(Assigned task)
Each entry should appear in the answer exactly as written.

(Available records)
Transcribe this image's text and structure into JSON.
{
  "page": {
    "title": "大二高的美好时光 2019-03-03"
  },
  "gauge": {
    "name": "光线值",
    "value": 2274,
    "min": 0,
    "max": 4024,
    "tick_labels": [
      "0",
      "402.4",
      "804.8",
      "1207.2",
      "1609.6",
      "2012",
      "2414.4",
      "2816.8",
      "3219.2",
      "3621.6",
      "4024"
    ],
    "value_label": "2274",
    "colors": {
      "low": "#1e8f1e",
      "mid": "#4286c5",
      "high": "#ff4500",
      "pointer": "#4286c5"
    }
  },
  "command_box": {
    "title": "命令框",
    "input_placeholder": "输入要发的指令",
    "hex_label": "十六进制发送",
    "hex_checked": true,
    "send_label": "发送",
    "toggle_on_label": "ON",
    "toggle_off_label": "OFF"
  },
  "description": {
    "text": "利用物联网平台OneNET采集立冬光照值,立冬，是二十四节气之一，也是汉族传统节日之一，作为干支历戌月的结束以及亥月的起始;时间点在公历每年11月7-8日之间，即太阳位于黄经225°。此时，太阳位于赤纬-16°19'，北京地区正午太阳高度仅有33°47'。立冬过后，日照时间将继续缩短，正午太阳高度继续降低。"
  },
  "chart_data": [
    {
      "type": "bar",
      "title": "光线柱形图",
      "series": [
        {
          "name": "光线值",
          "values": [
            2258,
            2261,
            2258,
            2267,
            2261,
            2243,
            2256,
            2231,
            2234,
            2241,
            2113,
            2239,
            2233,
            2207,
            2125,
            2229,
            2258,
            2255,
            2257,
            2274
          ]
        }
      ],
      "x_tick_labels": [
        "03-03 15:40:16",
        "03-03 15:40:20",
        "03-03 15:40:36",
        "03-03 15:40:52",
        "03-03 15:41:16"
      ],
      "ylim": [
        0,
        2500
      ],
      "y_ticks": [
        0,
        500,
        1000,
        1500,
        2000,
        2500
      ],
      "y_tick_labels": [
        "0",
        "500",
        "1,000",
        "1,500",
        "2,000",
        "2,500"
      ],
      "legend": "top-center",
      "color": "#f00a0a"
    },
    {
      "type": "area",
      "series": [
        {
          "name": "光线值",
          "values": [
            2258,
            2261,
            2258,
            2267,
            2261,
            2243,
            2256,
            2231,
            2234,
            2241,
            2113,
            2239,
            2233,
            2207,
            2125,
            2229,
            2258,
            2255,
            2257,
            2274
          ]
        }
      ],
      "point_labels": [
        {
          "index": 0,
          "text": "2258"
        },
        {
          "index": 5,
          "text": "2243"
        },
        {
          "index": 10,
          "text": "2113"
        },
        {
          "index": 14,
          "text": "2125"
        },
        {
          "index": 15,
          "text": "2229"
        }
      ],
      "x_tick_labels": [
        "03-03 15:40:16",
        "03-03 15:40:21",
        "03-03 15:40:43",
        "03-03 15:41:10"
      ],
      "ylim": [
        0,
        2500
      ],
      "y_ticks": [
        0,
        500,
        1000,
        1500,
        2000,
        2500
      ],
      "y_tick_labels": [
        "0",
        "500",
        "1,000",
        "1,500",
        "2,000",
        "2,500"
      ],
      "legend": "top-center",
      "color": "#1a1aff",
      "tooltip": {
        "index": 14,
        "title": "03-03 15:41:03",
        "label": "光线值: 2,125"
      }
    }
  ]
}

(Reply to the task)
Transcribe this image's text and structure into JSON.
{
  "page": {
    "title": "大二高的美好时光 2019-03-03"
  },
  "gauge": {
    "name": "光线值",
    "value": 2274,
    "min": 0,
    "max": 4024,
    "tick_labels": [
      "0",
      "402.4",
      "804.8",
      "1207.2",
      "1609.6",
      "2012",
      "2414.4",
      "2816.8",
      "3219.2",
      "3621.6",
      "4024"
    ],
    "value_label": "2274",
    "colors": {
      "low": "#1e8f1e",
      "mid": "#4286c5",
      "high": "#ff4500",
      "pointer": "#4286c5"
    }
  },
  "command_box": {
    "title": "命令框",
    "input_placeholder": "输入要发的指令",
    "hex_label": "十六进制发送",
    "hex_checked": true,
    "send_label": "发送",
    "toggle_on_label": "ON",
    "toggle_off_label": "OFF"
  },
  "description": {
    "text": "利用物联网平台OneNET采集立冬光照值,立冬，是二十四节气之一，也是汉族传统节日之一，作为干支历戌月的结束以及亥月的起始;时间点在公历每年11月7-8日之间，即太阳位于黄经225°。此时，太阳位于赤纬-16°19'，北京地区正午太阳高度仅有33°47'。立冬过后，日照时间将继续缩短，正午太阳高度继续降低。"
  },
  "chart_data": [
    {
      "type": "bar",
      "title": "光线柱形图",
      "series": [
        {
          "name": "光线值",
          "values": [
            2258,
            2261,
            2258,
            2267,
            2261,
            2243,
            2256,
            2231,
            2234,
            2241,
            2113,
            2239,
            2233,
            2207,
            2125,
            2229,
            2258,
            2255,
            2257,
            2274
          ]
        }
      ],
      "x_tick_labels": [
        "03-03 15:40:16",
        "03-03 15:40:20",
        "03-03 15:40:36",
        "03-03 15:40:52",
        "03-03 15:41:16"
      ],
      "ylim": [
        0,
        2500
      ],
      "y_ticks": [
        0,
        500,
        1000,
        1500,
        2000,
        2500
      ],
      "y_tick_labels": [
        "0",
        "500",
        "1,000",
        "1,500",
        "2,000",
        "2,500"
      ],
      "legend": "top-center",
      "color": "#f00a0a"
    },
    {
      "type": "area",
      "series": [
        {
          "name": "光线值",
          "values": [
            2258,
            2261,
            2258,
            2267,
            2261,
            2243,
            2256,
            2231,
            2234,
            2241,
            2113,
            2239,
            2233,
            2207,
            2125,
            2229,
            2258,
            2255,
            2257,
            2274
          ]
        }
      ],
      "point_labels": [
        {
          "index": 0,
          "text": "2258"
        },
        {
          "index": 5,
          "text": "2243"
        },
        {
          "index": 10,
          "text": "2113"
        },
        {
          "index": 14,
          "text": "2125"
        },
        {
          "index": 15,
          "text": "2229"
        }
      ],
      "x_tick_labels": [
        "03-03 15:40:16",
        "03-03 15:40:21",
        "03-03 15:40:43",
        "03-03 15:41:10"
      ],
      "ylim": [
        0,
        2500
      ],
      "y_ticks": [
        0,
        500,
        1000,
        1500,
        2000,
        2500
      ],
      "y_tick_labels": [
        "0",
        "500",
        "1,000",
        "1,500",
        "2,000",
        "2,500"
      ],
      "legend": "top-center",
      "color": "#1a1aff",
      "tooltip": {
        "index": 14,
        "title": "03-03 15:41:03",
        "label": "光线值: 2,125"
      }
    }
  ]
}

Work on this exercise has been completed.